[WHAT THE EXERCISE ASKS] Word for word, set down the entries that follow.

[DATASET EXCERPTS]
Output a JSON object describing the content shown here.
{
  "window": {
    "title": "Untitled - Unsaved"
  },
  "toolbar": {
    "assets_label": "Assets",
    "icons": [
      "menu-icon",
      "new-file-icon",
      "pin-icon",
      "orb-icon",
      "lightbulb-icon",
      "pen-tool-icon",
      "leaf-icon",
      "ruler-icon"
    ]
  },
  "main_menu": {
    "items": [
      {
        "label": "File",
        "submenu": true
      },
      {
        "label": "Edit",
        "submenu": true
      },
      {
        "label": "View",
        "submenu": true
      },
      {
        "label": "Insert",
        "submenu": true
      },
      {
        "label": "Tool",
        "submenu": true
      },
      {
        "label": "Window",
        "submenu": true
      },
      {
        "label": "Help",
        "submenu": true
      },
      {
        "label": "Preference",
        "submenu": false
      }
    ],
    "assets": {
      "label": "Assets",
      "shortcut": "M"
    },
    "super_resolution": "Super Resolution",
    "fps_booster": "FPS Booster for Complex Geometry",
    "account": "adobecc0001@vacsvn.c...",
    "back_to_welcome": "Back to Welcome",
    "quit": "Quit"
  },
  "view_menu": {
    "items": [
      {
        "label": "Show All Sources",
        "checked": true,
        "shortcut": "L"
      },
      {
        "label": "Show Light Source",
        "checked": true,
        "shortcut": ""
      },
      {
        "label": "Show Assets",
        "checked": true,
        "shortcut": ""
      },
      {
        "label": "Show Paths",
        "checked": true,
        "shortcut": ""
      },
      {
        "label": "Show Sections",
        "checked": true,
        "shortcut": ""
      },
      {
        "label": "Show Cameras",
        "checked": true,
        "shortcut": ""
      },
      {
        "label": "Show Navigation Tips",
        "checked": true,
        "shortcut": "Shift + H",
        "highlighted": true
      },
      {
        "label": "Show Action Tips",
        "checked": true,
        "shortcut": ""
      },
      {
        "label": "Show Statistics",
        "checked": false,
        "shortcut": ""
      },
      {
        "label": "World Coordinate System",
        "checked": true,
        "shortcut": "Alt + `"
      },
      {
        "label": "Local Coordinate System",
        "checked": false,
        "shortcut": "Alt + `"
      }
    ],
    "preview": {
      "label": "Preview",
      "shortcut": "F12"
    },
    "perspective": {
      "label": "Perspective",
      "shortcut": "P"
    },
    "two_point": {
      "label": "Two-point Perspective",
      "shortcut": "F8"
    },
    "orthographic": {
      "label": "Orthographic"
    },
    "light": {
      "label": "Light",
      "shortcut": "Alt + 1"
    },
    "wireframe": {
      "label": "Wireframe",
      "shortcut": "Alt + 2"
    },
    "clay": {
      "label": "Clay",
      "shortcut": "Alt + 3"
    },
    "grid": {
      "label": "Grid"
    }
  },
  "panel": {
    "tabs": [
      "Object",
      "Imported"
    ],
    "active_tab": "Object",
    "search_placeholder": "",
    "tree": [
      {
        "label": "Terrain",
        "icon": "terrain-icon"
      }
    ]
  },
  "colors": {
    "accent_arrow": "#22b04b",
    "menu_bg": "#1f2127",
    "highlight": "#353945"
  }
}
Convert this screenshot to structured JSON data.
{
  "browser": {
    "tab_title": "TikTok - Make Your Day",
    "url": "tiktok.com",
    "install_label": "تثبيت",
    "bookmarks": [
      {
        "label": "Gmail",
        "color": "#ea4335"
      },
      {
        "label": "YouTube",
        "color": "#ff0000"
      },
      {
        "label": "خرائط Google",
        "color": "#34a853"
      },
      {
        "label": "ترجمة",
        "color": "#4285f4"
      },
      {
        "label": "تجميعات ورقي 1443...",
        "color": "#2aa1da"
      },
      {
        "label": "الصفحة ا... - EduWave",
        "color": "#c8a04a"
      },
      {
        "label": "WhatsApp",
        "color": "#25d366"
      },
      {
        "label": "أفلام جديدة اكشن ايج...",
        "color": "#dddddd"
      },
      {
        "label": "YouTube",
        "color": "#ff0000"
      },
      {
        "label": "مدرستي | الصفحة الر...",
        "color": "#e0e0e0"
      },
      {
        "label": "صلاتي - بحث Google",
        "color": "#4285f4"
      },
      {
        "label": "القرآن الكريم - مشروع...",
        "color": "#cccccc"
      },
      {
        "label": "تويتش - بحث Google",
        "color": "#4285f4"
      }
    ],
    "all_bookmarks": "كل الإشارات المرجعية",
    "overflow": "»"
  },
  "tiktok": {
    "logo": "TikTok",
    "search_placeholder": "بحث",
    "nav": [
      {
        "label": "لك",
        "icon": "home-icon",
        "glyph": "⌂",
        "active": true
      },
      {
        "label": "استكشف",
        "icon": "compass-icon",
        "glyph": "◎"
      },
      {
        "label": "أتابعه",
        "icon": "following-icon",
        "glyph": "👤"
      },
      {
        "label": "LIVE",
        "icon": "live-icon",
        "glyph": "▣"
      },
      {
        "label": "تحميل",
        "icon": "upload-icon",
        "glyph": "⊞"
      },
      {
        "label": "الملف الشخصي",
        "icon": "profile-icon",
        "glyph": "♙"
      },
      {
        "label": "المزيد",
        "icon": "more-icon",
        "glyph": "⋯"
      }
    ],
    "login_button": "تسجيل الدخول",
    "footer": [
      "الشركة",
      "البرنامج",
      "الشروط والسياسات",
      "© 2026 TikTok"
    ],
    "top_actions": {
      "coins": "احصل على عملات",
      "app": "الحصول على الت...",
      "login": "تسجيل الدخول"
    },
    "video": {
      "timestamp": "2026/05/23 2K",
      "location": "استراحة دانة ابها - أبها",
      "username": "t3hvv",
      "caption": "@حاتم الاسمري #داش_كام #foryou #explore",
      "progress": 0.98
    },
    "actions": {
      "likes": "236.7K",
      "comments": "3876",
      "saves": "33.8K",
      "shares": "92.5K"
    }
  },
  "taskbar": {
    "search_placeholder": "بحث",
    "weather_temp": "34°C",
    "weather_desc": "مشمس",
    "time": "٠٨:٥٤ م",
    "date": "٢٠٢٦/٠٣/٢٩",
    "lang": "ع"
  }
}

[ANSWER TO THE PROBLEM]
Output a JSON object describing the content shown here.
{
  "window": {
    "title": "Untitled - Unsaved"
  },
  "toolbar": {
    "assets_label": "Assets",
    "icons": [
      "menu-icon",
      "new-file-icon",
      "pin-icon",
      "orb-icon",
      "lightbulb-icon",
      "pen-tool-icon",
      "leaf-icon",
      "ruler-icon"
    ]
  },
  "main_menu": {
    "items": [
      {
        "label": "File",
        "submenu": true
      },
      {
        "label": "Edit",
        "submenu": true
      },
      {
        "label": "View",
        "submenu": true
      },
      {
        "label": "Insert",
        "submenu": true
      },
      {
        "label": "Tool",
        "submenu": true
      },
      {
        "label": "Window",
        "submenu": true
      },
      {
        "label": "Help",
        "submenu": true
      },
      {
        "label": "Preference",
        "submenu": false
      }
    ],
    "assets": {
      "label": "Assets",
      "shortcut": "M"
    },
    "super_resolution": "Super Resolution",
    "fps_booster": "FPS Booster for Complex Geometry",
    "account": "adobecc0001@vacsvn.c...",
    "back_to_welcome": "Back to Welcome",
    "quit": "Quit"
  },
  "view_menu": {
    "items": [
      {
        "label": "Show All Sources",
        "checked": true,
        "shortcut": "L"
      },
      {
        "label": "Show Light Source",
        "checked": true,
        "shortcut": ""
      },
      {
        "label": "Show Assets",
        "checked": true,
        "shortcut": ""
      },
      {
        "label": "Show Paths",
        "checked": true,
        "shortcut": ""
      },
      {
        "label": "Show Sections",
        "checked": true,
        "shortcut": ""
      },
      {
        "label": "Show Cameras",
        "checked": true,
        "shortcut": ""
      },
      {
        "label": "Show Navigation Tips",
        "checked": true,
        "shortcut": "Shift + H",
        "highlighted": true
      },
      {
        "label": "Show Action Tips",
        "checked": true,
        "shortcut": ""
      },
      {
        "label": "Show Statistics",
        "checked": false,
        "shortcut": ""
      },
      {
        "label": "World Coordinate System",
        "checked": true,
        "shortcut": "Alt + `"
      },
      {
        "label": "Local Coordinate System",
        "checked": false,
        "shortcut": "Alt + `"
      }
    ],
    "preview": {
      "label": "Preview",
      "shortcut": "F12"
    },
    "perspective": {
      "label": "Perspective",
      "shortcut": "P"
    },
    "two_point": {
      "label": "Two-point Perspective",
      "shortcut": "F8"
    },
    "orthographic": {
      "label": "Orthographic"
    },
    "light": {
      "label": "Light",
      "shortcut": "Alt + 1"
    },
    "wireframe": {
      "label": "Wireframe",
      "shortcut": "Alt + 2"
    },
    "clay": {
      "label": "Clay",
      "shortcut": "Alt + 3"
    },
    "grid": {
      "label": "Grid"
    }
  },
  "panel": {
    "tabs": [
      "Object",
      "Imported"
    ],
    "active_tab": "Object",
    "search_placeholder": "",
    "tree": [
      {
        "label": "Terrain",
        "icon": "terrain-icon"
      }
    ]
  },
  "colors": {
    "accent_arrow": "#22b04b",
    "menu_bg": "#1f2127",
    "highlight": "#353945"
  }
}
Convert this screenshot to structured JSON data.
{
  "browser": {
    "tab_title": "TikTok - Make Your Day",
    "url": "tiktok.com",
    "install_label": "تثبيت",
    "bookmarks": [
      {
        "label": "Gmail",
        "color": "#ea4335"
      },
      {
        "label": "YouTube",
        "color": "#ff0000"
      },
      {
        "label": "خرائط Google",
        "color": "#34a853"
      },
      {
        "label": "ترجمة",
        "color": "#4285f4"
      },
      {
        "label": "تجميعات ورقي 1443...",
        "color": "#2aa1da"
      },
      {
        "label": "الصفحة ا... - EduWave",
        "color": "#c8a04a"
      },
      {
        "label": "WhatsApp",
        "color": "#25d366"
      },
      {
        "label": "أفلام جديدة اكشن ايج...",
        "color": "#dddddd"
      },
      {
        "label": "YouTube",
        "color": "#ff0000"
      },
      {
        "label": "مدرستي | الصفحة الر...",
        "color": "#e0e0e0"
      },
      {
        "label": "صلاتي - بحث Google",
        "color": "#4285f4"
      },
      {
        "label": "القرآن الكريم - مشروع...",
        "color": "#cccccc"
      },
      {
        "label": "تويتش - بحث Google",
        "color": "#4285f4"
      }
    ],
    "all_bookmarks": "كل الإشارات المرجعية",
    "overflow": "»"
  },
  "tiktok": {
    "logo": "TikTok",
    "search_placeholder": "بحث",
    "nav": [
      {
        "label": "لك",
        "icon": "home-icon",
        "glyph": "⌂",
        "active": true
      },
      {
        "label": "استكشف",
        "icon": "compass-icon",
        "glyph": "◎"
      },
      {
        "label": "أتابعه",
        "icon": "following-icon",
        "glyph": "👤"
      },
      {
        "label": "LIVE",
        "icon": "live-icon",
        "glyph": "▣"
      },
      {
        "label": "تحميل",
        "icon": "upload-icon",
        "glyph": "⊞"
      },
      {
        "label": "الملف الشخصي",
        "icon": "profile-icon",
        "glyph": "♙"
      },
      {
        "label": "المزيد",
        "icon": "more-icon",
        "glyph": "⋯"
      }
    ],
    "login_button": "تسجيل الدخول",
    "footer": [
      "الشركة",
      "البرنامج",
      "الشروط والسياسات",
      "© 2026 TikTok"
    ],
    "top_actions": {
      "coins": "احصل على عملات",
      "app": "الحصول على الت...",
      "login": "تسجيل الدخول"
    },
    "video": {
      "timestamp": "2026/05/23 2K",
      "location": "استراحة دانة ابها - أبها",
      "username": "t3hvv",
      "caption": "@حاتم الاسمري #داش_كام #foryou #explore",
      "progress": 0.98
    },
    "actions": {
      "likes": "236.7K",
      "comments": "3876",
      "saves": "33.8K",
      "shares": "92.5K"
    }
  },
  "taskbar": {
    "search_placeholder": "بحث",
    "weather_temp": "34°C",
    "weather_desc": "مشمس",
    "time": "٠٨:٥٤ م",
    "date": "٢٠٢٦/٠٣/٢٩",
    "lang": "ع"
  }
}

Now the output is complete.